Element data from apps and pages:
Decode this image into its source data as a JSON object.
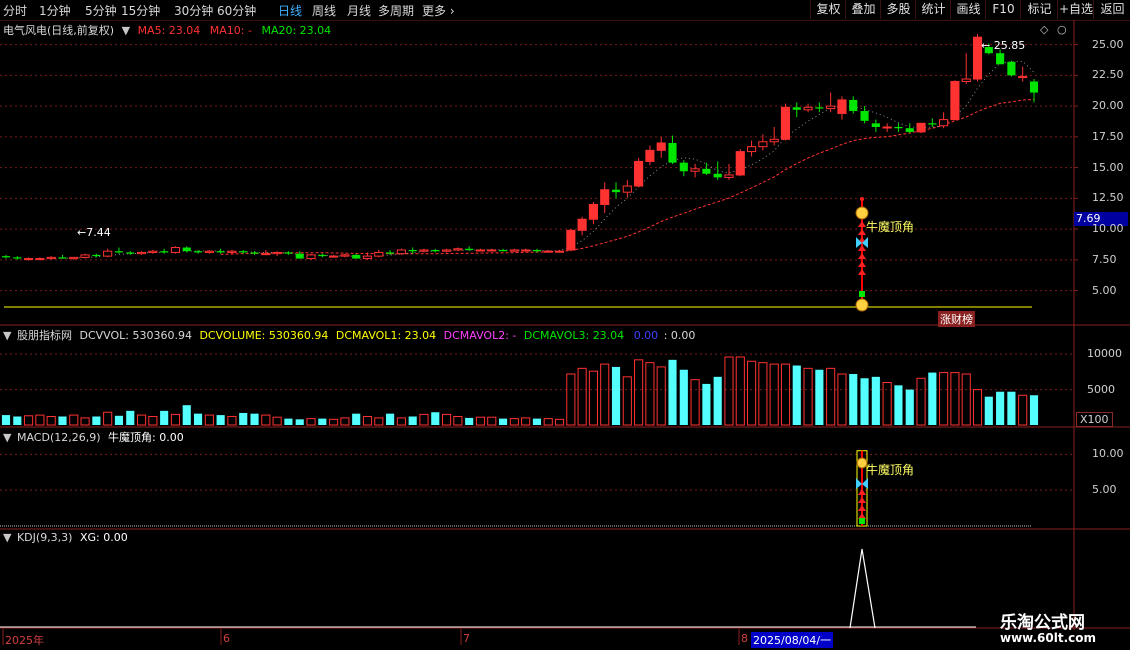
{
  "toolbar": {
    "tabs": [
      "分时",
      "1分钟",
      "5分钟",
      "15分钟",
      "30分钟",
      "60分钟",
      "日线",
      "周线",
      "月线",
      "多周期",
      "更多"
    ],
    "active_tab": "日线",
    "right_buttons": [
      "复权",
      "叠加",
      "多股",
      "统计",
      "画线",
      "F10",
      "标记",
      "+自选",
      "返回"
    ]
  },
  "main_panel": {
    "title": "电气风电(日线,前复权)",
    "ma5": "MA5: 23.04",
    "ma10": "MA10: -",
    "ma20": "MA20: 23.04",
    "high_label": "25.85",
    "low_label": "7.44",
    "price_tag": "7.69",
    "signal_label": "牛魔顶角",
    "badge": "涨财榜",
    "y_ticks": [
      "25.00",
      "22.50",
      "20.00",
      "17.50",
      "15.00",
      "12.50",
      "10.00",
      "7.50",
      "5.00"
    ]
  },
  "volume_panel": {
    "title": "股朋指标网",
    "dcvvol": "DCVVOL: 530360.94",
    "dcvolume": "DCVOLUME: 530360.94",
    "dcmavol1": "DCMAVOL1: 23.04",
    "dcmavol2": "DCMAVOL2: -",
    "dcmavol3": "DCMAVOL3: 23.04",
    "v1": "0.00",
    "v2": ": 0.00",
    "y_ticks": [
      "10000",
      "5000"
    ],
    "unit": "X100"
  },
  "macd_panel": {
    "title": "MACD(12,26,9)",
    "value": "牛魔顶角: 0.00",
    "signal_label": "牛魔顶角",
    "y_ticks": [
      "10.00",
      "5.00"
    ]
  },
  "kdj_panel": {
    "title": "KDJ(9,3,3)",
    "value": "XG: 0.00"
  },
  "date_axis": {
    "labels": [
      "2025年",
      "6",
      "7",
      "8"
    ],
    "cursor_date": "2025/08/04/一"
  },
  "watermark": {
    "name": "乐淘公式网",
    "url": "www.60lt.com"
  },
  "colors": {
    "up": "#ff3232",
    "down": "#00e600",
    "volume_down": "#54ffff",
    "ma5": "#ffffff",
    "ma20": "#ff3232",
    "grid": "#7a1a1a"
  },
  "chart_data": {
    "type": "candlestick",
    "y_range": [
      2.2,
      27.0
    ],
    "candles": [
      [
        7.8,
        7.9,
        7.6,
        7.7
      ],
      [
        7.7,
        7.8,
        7.5,
        7.6
      ],
      [
        7.6,
        7.7,
        7.44,
        7.6
      ],
      [
        7.6,
        7.7,
        7.5,
        7.6
      ],
      [
        7.6,
        7.8,
        7.5,
        7.7
      ],
      [
        7.7,
        7.9,
        7.6,
        7.6
      ],
      [
        7.6,
        7.7,
        7.5,
        7.7
      ],
      [
        7.7,
        8.0,
        7.6,
        7.9
      ],
      [
        7.9,
        8.0,
        7.7,
        7.8
      ],
      [
        7.8,
        8.4,
        7.7,
        8.2
      ],
      [
        8.2,
        8.5,
        8.0,
        8.1
      ],
      [
        8.1,
        8.2,
        7.9,
        8.0
      ],
      [
        8.0,
        8.2,
        7.9,
        8.1
      ],
      [
        8.1,
        8.3,
        8.0,
        8.2
      ],
      [
        8.2,
        8.4,
        8.0,
        8.1
      ],
      [
        8.1,
        8.6,
        8.0,
        8.5
      ],
      [
        8.5,
        8.6,
        8.1,
        8.2
      ],
      [
        8.2,
        8.3,
        8.0,
        8.1
      ],
      [
        8.1,
        8.3,
        8.0,
        8.2
      ],
      [
        8.2,
        8.4,
        8.0,
        8.1
      ],
      [
        8.1,
        8.3,
        8.0,
        8.2
      ],
      [
        8.2,
        8.3,
        8.0,
        8.1
      ],
      [
        8.1,
        8.2,
        7.9,
        8.0
      ],
      [
        8.0,
        8.3,
        7.9,
        8.0
      ],
      [
        8.0,
        8.2,
        7.8,
        8.1
      ],
      [
        8.1,
        8.2,
        7.9,
        8.0
      ],
      [
        8.0,
        8.2,
        7.6,
        7.6
      ],
      [
        7.6,
        8.0,
        7.5,
        7.9
      ],
      [
        7.9,
        8.0,
        7.7,
        7.8
      ],
      [
        7.8,
        7.9,
        7.7,
        7.8
      ],
      [
        7.8,
        8.0,
        7.7,
        7.9
      ],
      [
        7.9,
        8.0,
        7.6,
        7.6
      ],
      [
        7.6,
        8.1,
        7.5,
        7.8
      ],
      [
        7.8,
        8.3,
        7.7,
        8.1
      ],
      [
        8.1,
        8.3,
        7.9,
        8.0
      ],
      [
        8.0,
        8.4,
        7.9,
        8.3
      ],
      [
        8.3,
        8.5,
        8.0,
        8.2
      ],
      [
        8.2,
        8.4,
        8.1,
        8.3
      ],
      [
        8.3,
        8.4,
        8.1,
        8.2
      ],
      [
        8.2,
        8.4,
        8.1,
        8.3
      ],
      [
        8.3,
        8.5,
        8.2,
        8.4
      ],
      [
        8.4,
        8.6,
        8.2,
        8.3
      ],
      [
        8.3,
        8.4,
        8.2,
        8.3
      ],
      [
        8.3,
        8.4,
        8.2,
        8.3
      ],
      [
        8.3,
        8.4,
        8.2,
        8.2
      ],
      [
        8.2,
        8.4,
        8.2,
        8.3
      ],
      [
        8.3,
        8.4,
        8.2,
        8.3
      ],
      [
        8.3,
        8.4,
        8.1,
        8.2
      ],
      [
        8.2,
        8.3,
        8.1,
        8.2
      ],
      [
        8.2,
        8.3,
        8.1,
        8.2
      ],
      [
        8.3,
        10.0,
        8.2,
        9.9
      ],
      [
        9.9,
        11.0,
        9.5,
        10.8
      ],
      [
        10.8,
        12.2,
        10.4,
        12.0
      ],
      [
        12.0,
        13.8,
        11.3,
        13.2
      ],
      [
        13.2,
        13.8,
        12.5,
        13.0
      ],
      [
        13.0,
        14.0,
        12.6,
        13.5
      ],
      [
        13.5,
        15.8,
        13.4,
        15.5
      ],
      [
        15.5,
        16.8,
        15.2,
        16.4
      ],
      [
        16.4,
        17.5,
        15.8,
        17.0
      ],
      [
        17.0,
        17.6,
        15.3,
        15.4
      ],
      [
        15.4,
        15.6,
        14.3,
        14.7
      ],
      [
        14.7,
        15.3,
        14.2,
        14.9
      ],
      [
        14.9,
        15.4,
        14.4,
        14.5
      ],
      [
        14.5,
        15.5,
        14.0,
        14.2
      ],
      [
        14.2,
        15.3,
        14.0,
        14.4
      ],
      [
        14.4,
        16.5,
        14.3,
        16.3
      ],
      [
        16.3,
        17.2,
        15.9,
        16.7
      ],
      [
        16.7,
        17.7,
        16.4,
        17.1
      ],
      [
        17.1,
        18.3,
        16.8,
        17.3
      ],
      [
        17.3,
        20.2,
        17.2,
        19.9
      ],
      [
        19.9,
        20.3,
        19.1,
        19.7
      ],
      [
        19.7,
        20.2,
        19.5,
        19.9
      ],
      [
        19.9,
        20.3,
        19.5,
        19.8
      ],
      [
        19.8,
        21.1,
        19.5,
        20.0
      ],
      [
        19.4,
        20.8,
        18.9,
        20.5
      ],
      [
        20.5,
        20.8,
        19.4,
        19.6
      ],
      [
        19.6,
        20.0,
        18.6,
        18.8
      ],
      [
        18.6,
        18.9,
        17.9,
        18.3
      ],
      [
        18.3,
        18.6,
        17.9,
        18.3
      ],
      [
        18.3,
        18.6,
        17.9,
        18.2
      ],
      [
        18.2,
        18.6,
        17.8,
        17.9
      ],
      [
        17.9,
        18.6,
        17.8,
        18.6
      ],
      [
        18.6,
        19.0,
        18.3,
        18.5
      ],
      [
        18.4,
        19.5,
        18.2,
        18.9
      ],
      [
        18.9,
        22.1,
        18.9,
        22.0
      ],
      [
        22.0,
        24.3,
        21.8,
        22.2
      ],
      [
        22.2,
        25.85,
        22.0,
        25.6
      ],
      [
        24.8,
        25.1,
        24.2,
        24.3
      ],
      [
        24.3,
        24.6,
        23.4,
        23.4
      ],
      [
        23.6,
        23.7,
        22.4,
        22.5
      ],
      [
        22.4,
        23.2,
        22.0,
        22.4
      ],
      [
        22.0,
        22.2,
        20.3,
        21.1
      ]
    ],
    "volume": [
      14,
      12,
      13,
      14,
      12,
      12,
      14,
      10,
      12,
      18,
      13,
      20,
      14,
      12,
      20,
      15,
      28,
      16,
      14,
      14,
      12,
      17,
      16,
      14,
      11,
      9,
      8,
      9,
      9,
      8,
      10,
      16,
      12,
      10,
      16,
      10,
      12,
      15,
      18,
      15,
      12,
      10,
      11,
      11,
      9,
      9,
      10,
      9,
      9,
      8,
      72,
      80,
      76,
      86,
      82,
      68,
      92,
      88,
      82,
      92,
      78,
      64,
      58,
      68,
      96,
      96,
      90,
      88,
      86,
      86,
      84,
      80,
      78,
      80,
      72,
      72,
      66,
      68,
      60,
      56,
      50,
      66,
      74,
      74,
      74,
      72,
      50,
      40,
      47,
      47,
      42,
      42
    ]
  }
}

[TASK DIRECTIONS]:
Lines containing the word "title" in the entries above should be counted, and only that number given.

[PROBLEM SOLUTION]:
4